If a non-zero value is reported, then use the detailed diagnosis of this measure to know which packages failed during execution.

Pending packages

Indicates the number of packages that are currently awaiting execution.

Number

A consistent increase in the value of this measure could indicate slowness in package execution.

To know which packages are executing slowly, use the detailed diagnosis of this measure.

Unexpectedly ended packages

Indicates the number of packages for which execution ended abruptly/unexpectedly.

Number

Use the detailed diagnosis of this measure to know for which packages execution ended unexpectedly.

Succeeded packages

Indicates the number of packages that successfully executed all their tasks.

Number

Use the detailed diagnosis of this measure to identify the successful packages.

Stopping packages

Indicates the number of packages that have stopped running.

Number

Use the detailed diagnosis of this measure to identify the stopping packages.

Completed packages

Indicates the number of packages that have completed execution.

Number

To know which packages have completed execution, use the detailed diagnosis of this measure.

To know which packages were created during the current measurement period, use the detailed diagnosis of the Created packages measure. With the help of these detailed metrics, you can also determine when each created package started executing and for how long it was executing. Long-running packages are thus revealed, so you can investigate the reason why these packages were running for an abnormally long time.

Figure 1 : The detailed diagnosis of the Created packages measure

For useful insights into failed packages, use the detailed diagnosis of the Failed packages measure. In the process, you can identify the packages that failed and how long they were running before the failure occurred.

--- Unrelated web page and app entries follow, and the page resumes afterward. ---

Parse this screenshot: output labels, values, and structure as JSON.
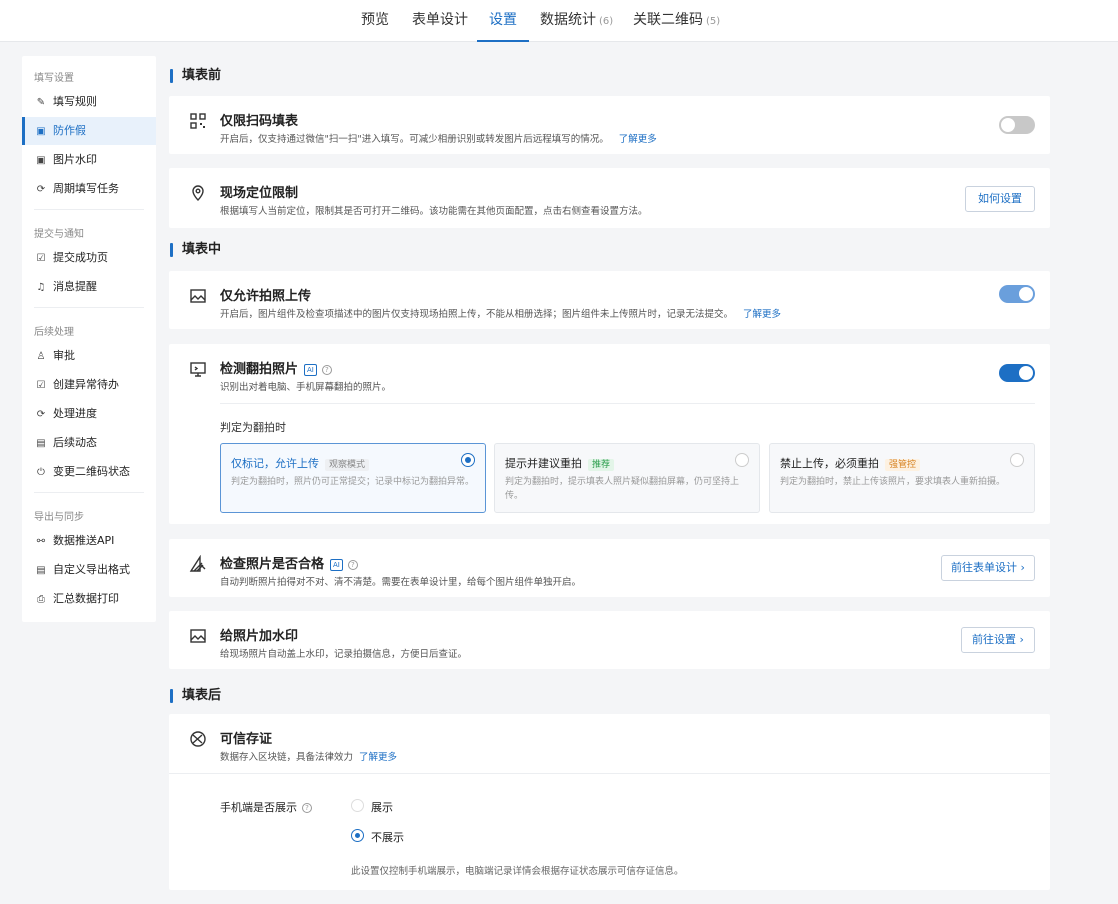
{
  "topnav": {
    "tabs": [
      {
        "label": "预览",
        "count": ""
      },
      {
        "label": "表单设计",
        "count": ""
      },
      {
        "label": "设置",
        "count": ""
      },
      {
        "label": "数据统计",
        "count": "(6)"
      },
      {
        "label": "关联二维码",
        "count": "(5)"
      }
    ],
    "active_tab": "设置"
  },
  "sidebar": {
    "groups": [
      {
        "title": "填写设置",
        "items": [
          {
            "label": "填写规则",
            "icon": "edit-icon"
          },
          {
            "label": "防作假",
            "icon": "image-icon",
            "active": true
          },
          {
            "label": "图片水印",
            "icon": "image-icon"
          },
          {
            "label": "周期填写任务",
            "icon": "cycle-icon"
          }
        ]
      },
      {
        "title": "提交与通知",
        "items": [
          {
            "label": "提交成功页",
            "icon": "check-doc-icon"
          },
          {
            "label": "消息提醒",
            "icon": "bell-icon"
          }
        ]
      },
      {
        "title": "后续处理",
        "items": [
          {
            "label": "审批",
            "icon": "stamp-icon"
          },
          {
            "label": "创建异常待办",
            "icon": "todo-icon"
          },
          {
            "label": "处理进度",
            "icon": "cycle-icon"
          },
          {
            "label": "后续动态",
            "icon": "doc-icon"
          },
          {
            "label": "变更二维码状态",
            "icon": "power-icon"
          }
        ]
      },
      {
        "title": "导出与同步",
        "items": [
          {
            "label": "数据推送API",
            "icon": "link-icon"
          },
          {
            "label": "自定义导出格式",
            "icon": "export-icon"
          },
          {
            "label": "汇总数据打印",
            "icon": "printer-icon"
          }
        ]
      }
    ]
  },
  "sections": {
    "before": "填表前",
    "during": "填表中",
    "after": "填表后"
  },
  "cards": {
    "scan_only": {
      "title": "仅限扫码填表",
      "desc": "开启后，仅支持通过微信\"扫一扫\"进入填写。可减少相册识别或转发图片后远程填写的情况。",
      "link": "了解更多",
      "enabled": false
    },
    "location": {
      "title": "现场定位限制",
      "desc": "根据填写人当前定位，限制其是否可打开二维码。该功能需在其他页面配置，点击右侧查看设置方法。",
      "button": "如何设置"
    },
    "photo_only": {
      "title": "仅允许拍照上传",
      "desc": "开启后，图片组件及检查项描述中的图片仅支持现场拍照上传，不能从相册选择；图片组件未上传照片时，记录无法提交。",
      "link": "了解更多",
      "enabled": true
    },
    "retake": {
      "title": "检测翻拍照片",
      "ai_badge": "AI",
      "desc": "识别出对着电脑、手机屏幕翻拍的照片。",
      "enabled": true,
      "judge_label": "判定为翻拍时",
      "options": [
        {
          "title": "仅标记，允许上传",
          "tag": "观察模式",
          "desc": "判定为翻拍时，照片仍可正常提交；记录中标记为翻拍异常。",
          "selected": true
        },
        {
          "title": "提示并建议重拍",
          "tag": "推荐",
          "desc": "判定为翻拍时，提示填表人照片疑似翻拍屏幕，仍可坚持上传。",
          "selected": false
        },
        {
          "title": "禁止上传，必须重拍",
          "tag": "强管控",
          "desc": "判定为翻拍时，禁止上传该照片，要求填表人重新拍摄。",
          "selected": false
        }
      ]
    },
    "quality": {
      "title": "检查照片是否合格",
      "ai_badge": "AI",
      "desc": "自动判断照片拍得对不对、清不清楚。需要在表单设计里，给每个图片组件单独开启。",
      "button": "前往表单设计 ›"
    },
    "watermark": {
      "title": "给照片加水印",
      "desc": "给现场照片自动盖上水印，记录拍摄信息，方便日后查证。",
      "button": "前往设置 ›"
    },
    "evidence": {
      "title": "可信存证",
      "desc": "数据存入区块链，具备法律效力",
      "link": "了解更多",
      "mobile_label": "手机端是否展示",
      "options": [
        {
          "label": "展示",
          "selected": false
        },
        {
          "label": "不展示",
          "selected": true
        }
      ],
      "note": "此设置仅控制手机端展示，电脑端记录详情会根据存证状态展示可信存证信息。"
    }
  },
  "colors": {
    "accent": "#1d6fc4",
    "toggle_off": "#c8c8c8",
    "background": "#f4f5f7"
  }
}
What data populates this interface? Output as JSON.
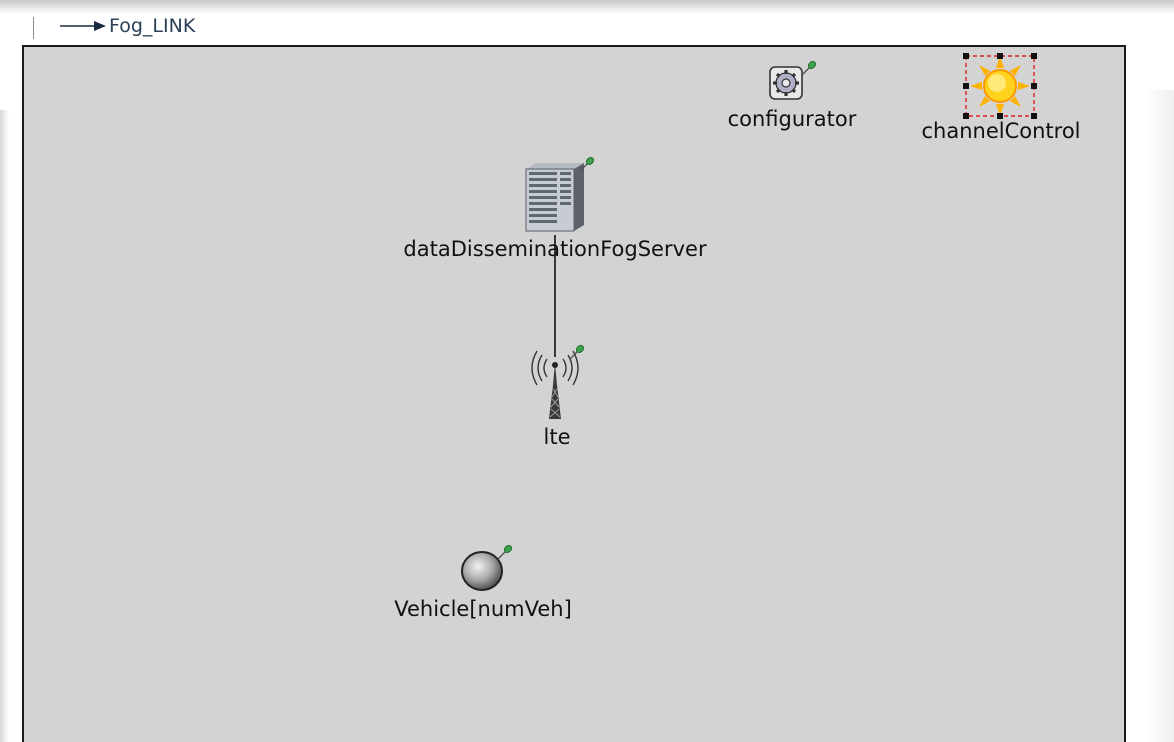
{
  "toolbar": {
    "link_label": "Fog_LINK",
    "link_icon": "arrow-right-icon"
  },
  "network": {
    "background_color": "#d3d3d3",
    "nodes": {
      "configurator": {
        "label": "configurator",
        "icon": "gear-icon"
      },
      "channelControl": {
        "label": "channelControl",
        "icon": "sun-icon",
        "selected": true
      },
      "server": {
        "label": "dataDisseminationFogServer",
        "icon": "server-icon"
      },
      "lte": {
        "label": "lte",
        "icon": "antenna-tower-icon"
      },
      "vehicle": {
        "label": "Vehicle[numVeh]",
        "icon": "sphere-icon"
      }
    },
    "connections": [
      {
        "from": "dataDisseminationFogServer",
        "to": "lte"
      }
    ],
    "colors": {
      "pin": "#3fa34d",
      "selection": "#e02020"
    }
  }
}
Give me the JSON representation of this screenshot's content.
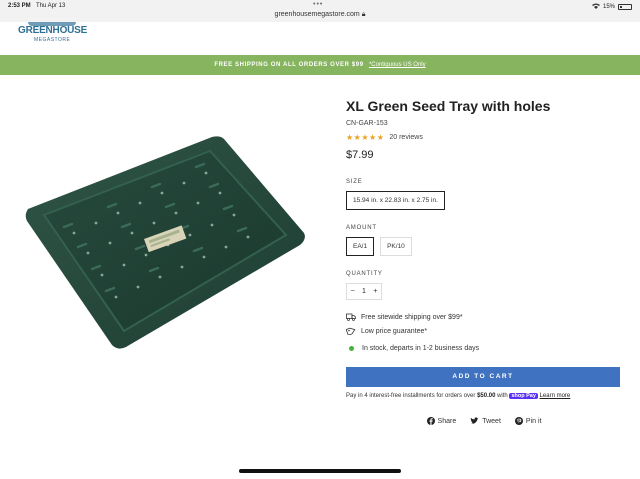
{
  "statusbar": {
    "time": "2:53 PM",
    "date": "Thu Apr 13",
    "dots": "•••",
    "url": "greenhousemegastore.com",
    "battery": "15%"
  },
  "header": {
    "logo_line1": "GREENHOUSE",
    "logo_line2": "MEGASTORE"
  },
  "announcement": {
    "text": "FREE SHIPPING ON ALL ORDERS OVER $99",
    "sub": "*Contiguous US Only"
  },
  "product": {
    "title": "XL Green Seed Tray with holes",
    "sku": "CN-GAR-153",
    "stars": "★★★★★",
    "reviews": "20 reviews",
    "price": "$7.99",
    "size_label": "SIZE",
    "sizes": [
      "15.94 in. x 22.83 in. x 2.75 in."
    ],
    "amount_label": "AMOUNT",
    "amounts": [
      "EA/1",
      "PK/10"
    ],
    "quantity_label": "QUANTITY",
    "quantity": {
      "minus": "−",
      "value": "1",
      "plus": "+"
    },
    "features": [
      "Free sitewide shipping over $99*",
      "Low price guarantee*"
    ],
    "stock": "In stock, departs in 1-2 business days",
    "add_to_cart": "ADD TO CART",
    "installments": {
      "prefix": "Pay in 4 interest-free installments for orders over",
      "amount": "$50.00",
      "with": "with",
      "brand": "shop Pay",
      "learn": "Learn more"
    },
    "share": [
      "Share",
      "Tweet",
      "Pin it"
    ]
  },
  "colors": {
    "accent_green": "#86b45f",
    "button_blue": "#3f72c0",
    "star": "#e9a21e",
    "stock_dot": "#45b23c",
    "shoppay": "#5a31f4"
  }
}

Figure 2 : The detailed diagnosis of the Failed packages measure

To know which packages successfully achieved everything they set out to do, use the detailed diagnosis of the Succeeded packages measure. From these detailed metrics, you can also figure out how much time each successful package took to complete its tasks. In the process, packages that executed too slowly can be isolated and the reasons for the slowness can be investigated.

Figure 3 : The detailed diagnosis of the Succeeded packages.